Lingle supports FTC oil inquiry
Hawaii will push for an investigation of price gouging
Hawaii will join other states supporting a federal investigation into allegations of gouging by oil companies that might have driven up gasoline prices following Hurricanes Katrina and Rita, Gov. Linda Lingle said yesterday.
"The Federal Trade Commission proposals are in line with what I have been advocating for Hawaii," Lingle said in a letter to House Majority Leader Marcus Oshiro. "As such, I have asked Hawaii's attorney general to join other attorneys general in sending a letter to the FTC asking that it investigate possible unlawful conduct that could be affecting the cost of fuel.

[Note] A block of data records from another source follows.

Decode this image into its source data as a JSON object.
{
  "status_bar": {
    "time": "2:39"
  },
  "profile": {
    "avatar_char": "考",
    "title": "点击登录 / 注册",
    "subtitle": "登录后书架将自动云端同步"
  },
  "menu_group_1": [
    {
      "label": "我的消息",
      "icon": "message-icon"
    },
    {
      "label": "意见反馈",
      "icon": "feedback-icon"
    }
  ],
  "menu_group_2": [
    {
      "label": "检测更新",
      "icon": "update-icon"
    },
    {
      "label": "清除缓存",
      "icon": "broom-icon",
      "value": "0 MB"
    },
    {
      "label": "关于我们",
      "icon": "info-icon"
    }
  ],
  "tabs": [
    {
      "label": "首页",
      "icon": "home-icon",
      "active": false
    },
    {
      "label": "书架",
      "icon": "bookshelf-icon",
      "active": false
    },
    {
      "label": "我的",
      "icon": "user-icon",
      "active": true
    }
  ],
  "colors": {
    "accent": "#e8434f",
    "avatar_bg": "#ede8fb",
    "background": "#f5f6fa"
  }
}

"An examination on the national level may prove instructive to the nation as well as Hawaii."
Calls for a federal investigation came after Hurricane Katrina caused major disruptions to Gulf Coast oil facilities and pushed the national retail average for regular unleaded above $3 a gallon earlier this month. After a few weeks of steady decline, fuel prices are on the rise again after further damage to the Gulf Coast from Hurricane Rita.
Last week, eight Democratic governors asked President Bush and congressional leaders to investigate possible gasoline price gouging, and the FTC said it had started an investigation into whether any illegal activity occurred.
Oshiro (D, Wahiawa-Poamoho) had urged the governor to support an investigation.
"I'm glad the attorney general is joining the other attorneys general ... but I am disappointed in (Lingle's) commentary regarding the failure of the gas law," Oshiro said yesterday.
In her letter to Oshiro, Lingle called the state's new "gas cap" a failure that has hurt consumers and businesses. She again urged the Legislature to repeal the law, which regulates wholesale gas prices.
"Doing anything less will continue to harm Hawaii's consumers and overshadow any benefits that might be derived from an FTC probe of the industry," she wrote.
"If she feels that to be the case, she should stop it, put it on hold, use her (executive) powers," Oshiro said. "The gas cap is helping consumers, creating a competitive marketplace at the retail level -- as it should be."
At a news conference, Lingle said she thought it ironic that Oshiro asked her to support the same type of measure her administration introduced in the Legislature.
The proposal, which was not granted a hearing, would have established a statewide system of "watchdog" monitoring, analysis and reporting of petroleum industry data and information.
"If we had information about what the true costs -- the true expenses -- were for the refiners, what they were charging wholesale and what our families end up paying at the pump, we could make a decision in the state: Does it make sense for us to offer tax credits for someone to build a terminal in Kahului on Maui or in West Hawaii on the Big Island, because that would inject more competition into those markets," Lingle said.
Oshiro said he did not feel the governor came out strongly enough in support of such "transparency" measures.
"I've shared this with the consumer advocate ... to prove to me that this administration has gone on record and taken the lead to provide transparency from the oil companies," Oshiro said. "She has not."
A similar "watchdog" proposal introduced by majority Democrats in the House advanced in both chambers but died in conference committee, where House and Senate members try to work out differences in each other's versions of the bill.
Oshiro said transparency should be required in addition to price caps.
"They work together," he said. "You need both an inducement to provide the information, but you also need a hammer of enforcement to guarantee that prices are affected at the pumps."
The Associated Press contributed to this report.